(Web page and app entries)
<<<<
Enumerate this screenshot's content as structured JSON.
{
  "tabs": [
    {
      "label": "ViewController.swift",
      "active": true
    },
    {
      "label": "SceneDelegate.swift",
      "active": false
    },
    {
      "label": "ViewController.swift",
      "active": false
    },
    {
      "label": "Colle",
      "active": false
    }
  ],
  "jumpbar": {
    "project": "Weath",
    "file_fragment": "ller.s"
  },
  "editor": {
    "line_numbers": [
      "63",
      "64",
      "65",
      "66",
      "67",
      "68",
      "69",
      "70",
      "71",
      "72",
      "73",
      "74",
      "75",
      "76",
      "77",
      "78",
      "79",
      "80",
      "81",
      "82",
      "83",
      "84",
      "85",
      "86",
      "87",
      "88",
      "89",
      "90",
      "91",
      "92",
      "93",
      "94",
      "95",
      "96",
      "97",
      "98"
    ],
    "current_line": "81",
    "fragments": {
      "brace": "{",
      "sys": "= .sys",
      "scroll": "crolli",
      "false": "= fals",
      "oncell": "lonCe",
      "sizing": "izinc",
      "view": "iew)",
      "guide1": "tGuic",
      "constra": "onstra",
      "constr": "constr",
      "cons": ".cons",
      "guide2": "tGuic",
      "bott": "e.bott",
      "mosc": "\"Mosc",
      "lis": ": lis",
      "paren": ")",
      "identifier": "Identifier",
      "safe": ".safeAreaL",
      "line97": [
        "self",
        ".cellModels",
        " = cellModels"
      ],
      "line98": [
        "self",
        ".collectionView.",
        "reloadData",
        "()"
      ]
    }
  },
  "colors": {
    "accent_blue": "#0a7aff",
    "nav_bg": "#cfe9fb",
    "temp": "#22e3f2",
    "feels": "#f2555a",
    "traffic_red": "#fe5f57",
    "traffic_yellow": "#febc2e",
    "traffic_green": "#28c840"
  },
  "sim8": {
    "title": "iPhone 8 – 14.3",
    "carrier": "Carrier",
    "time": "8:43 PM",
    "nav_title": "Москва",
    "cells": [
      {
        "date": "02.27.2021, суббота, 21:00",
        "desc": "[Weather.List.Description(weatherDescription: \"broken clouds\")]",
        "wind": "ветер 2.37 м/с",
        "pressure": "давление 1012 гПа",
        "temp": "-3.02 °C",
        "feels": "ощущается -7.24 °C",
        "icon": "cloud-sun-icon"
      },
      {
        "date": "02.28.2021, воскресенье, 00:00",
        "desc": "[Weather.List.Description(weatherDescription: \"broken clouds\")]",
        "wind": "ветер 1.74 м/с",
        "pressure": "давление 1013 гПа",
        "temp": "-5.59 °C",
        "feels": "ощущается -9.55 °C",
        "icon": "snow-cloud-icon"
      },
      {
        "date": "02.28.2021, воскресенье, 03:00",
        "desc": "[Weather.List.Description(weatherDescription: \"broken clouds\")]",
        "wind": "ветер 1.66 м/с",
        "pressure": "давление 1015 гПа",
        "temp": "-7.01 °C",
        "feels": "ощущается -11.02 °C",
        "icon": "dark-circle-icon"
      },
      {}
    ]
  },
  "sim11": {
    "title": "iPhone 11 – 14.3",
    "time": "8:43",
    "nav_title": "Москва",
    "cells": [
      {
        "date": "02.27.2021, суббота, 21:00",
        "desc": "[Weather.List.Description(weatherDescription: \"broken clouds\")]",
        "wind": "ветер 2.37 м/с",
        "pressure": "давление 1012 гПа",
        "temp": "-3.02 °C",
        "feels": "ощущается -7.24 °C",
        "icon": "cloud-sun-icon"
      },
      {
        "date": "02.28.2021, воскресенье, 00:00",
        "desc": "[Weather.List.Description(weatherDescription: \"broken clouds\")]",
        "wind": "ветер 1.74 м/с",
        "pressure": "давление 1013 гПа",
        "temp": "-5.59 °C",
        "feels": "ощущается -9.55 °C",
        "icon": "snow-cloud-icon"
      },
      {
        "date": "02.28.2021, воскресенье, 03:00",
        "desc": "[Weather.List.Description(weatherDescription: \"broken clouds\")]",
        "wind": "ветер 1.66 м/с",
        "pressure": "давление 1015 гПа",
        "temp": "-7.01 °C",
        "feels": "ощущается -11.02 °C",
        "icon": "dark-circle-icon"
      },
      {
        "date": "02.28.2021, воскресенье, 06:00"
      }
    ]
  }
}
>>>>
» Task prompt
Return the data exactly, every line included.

» Exercise output
Enumerate this screenshot's content as structured JSON.
{
  "tabs": [
    {
      "label": "ViewController.swift",
      "active": true
    },
    {
      "label": "SceneDelegate.swift",
      "active": false
    },
    {
      "label": "ViewController.swift",
      "active": false
    },
    {
      "label": "Colle",
      "active": false
    }
  ],
  "jumpbar": {
    "project": "Weath",
    "file_fragment": "ller.s"
  },
  "editor": {
    "line_numbers": [
      "63",
      "64",
      "65",
      "66",
      "67",
      "68",
      "69",
      "70",
      "71",
      "72",
      "73",
      "74",
      "75",
      "76",
      "77",
      "78",
      "79",
      "80",
      "81",
      "82",
      "83",
      "84",
      "85",
      "86",
      "87",
      "88",
      "89",
      "90",
      "91",
      "92",
      "93",
      "94",
      "95",
      "96",
      "97",
      "98"
    ],
    "current_line": "81",
    "fragments": {
      "brace": "{",
      "sys": "= .sys",
      "scroll": "crolli",
      "false": "= fals",
      "oncell": "lonCe",
      "sizing": "izinc",
      "view": "iew)",
      "guide1": "tGuic",
      "constra": "onstra",
      "constr": "constr",
      "cons": ".cons",
      "guide2": "tGuic",
      "bott": "e.bott",
      "mosc": "\"Mosc",
      "lis": ": lis",
      "paren": ")",
      "identifier": "Identifier",
      "safe": ".safeAreaL",
      "line97": [
        "self",
        ".cellModels",
        " = cellModels"
      ],
      "line98": [
        "self",
        ".collectionView.",
        "reloadData",
        "()"
      ]
    }
  },
  "colors": {
    "accent_blue": "#0a7aff",
    "nav_bg": "#cfe9fb",
    "temp": "#22e3f2",
    "feels": "#f2555a",
    "traffic_red": "#fe5f57",
    "traffic_yellow": "#febc2e",
    "traffic_green": "#28c840"
  },
  "sim8": {
    "title": "iPhone 8 – 14.3",
    "carrier": "Carrier",
    "time": "8:43 PM",
    "nav_title": "Москва",
    "cells": [
      {
        "date": "02.27.2021, суббота, 21:00",
        "desc": "[Weather.List.Description(weatherDescription: \"broken clouds\")]",
        "wind": "ветер 2.37 м/с",
        "pressure": "давление 1012 гПа",
        "temp": "-3.02 °C",
        "feels": "ощущается -7.24 °C",
        "icon": "cloud-sun-icon"
      },
      {
        "date": "02.28.2021, воскресенье, 00:00",
        "desc": "[Weather.List.Description(weatherDescription: \"broken clouds\")]",
        "wind": "ветер 1.74 м/с",
        "pressure": "давление 1013 гПа",
        "temp": "-5.59 °C",
        "feels": "ощущается -9.55 °C",
        "icon": "snow-cloud-icon"
      },
      {
        "date": "02.28.2021, воскресенье, 03:00",
        "desc": "[Weather.List.Description(weatherDescription: \"broken clouds\")]",
        "wind": "ветер 1.66 м/с",
        "pressure": "давление 1015 гПа",
        "temp": "-7.01 °C",
        "feels": "ощущается -11.02 °C",
        "icon": "dark-circle-icon"
      },
      {}
    ]
  },
  "sim11": {
    "title": "iPhone 11 – 14.3",
    "time": "8:43",
    "nav_title": "Москва",
    "cells": [
      {
        "date": "02.27.2021, суббота, 21:00",
        "desc": "[Weather.List.Description(weatherDescription: \"broken clouds\")]",
        "wind": "ветер 2.37 м/с",
        "pressure": "давление 1012 гПа",
        "temp": "-3.02 °C",
        "feels": "ощущается -7.24 °C",
        "icon": "cloud-sun-icon"
      },
      {
        "date": "02.28.2021, воскресенье, 00:00",
        "desc": "[Weather.List.Description(weatherDescription: \"broken clouds\")]",
        "wind": "ветер 1.74 м/с",
        "pressure": "давление 1013 гПа",
        "temp": "-5.59 °C",
        "feels": "ощущается -9.55 °C",
        "icon": "snow-cloud-icon"
      },
      {
        "date": "02.28.2021, воскресенье, 03:00",
        "desc": "[Weather.List.Description(weatherDescription: \"broken clouds\")]",
        "wind": "ветер 1.66 м/с",
        "pressure": "давление 1015 гПа",
        "temp": "-7.01 °C",
        "feels": "ощущается -11.02 °C",
        "icon": "dark-circle-icon"
      },
      {
        "date": "02.28.2021, воскресенье, 06:00"
      }
    ]
  }
}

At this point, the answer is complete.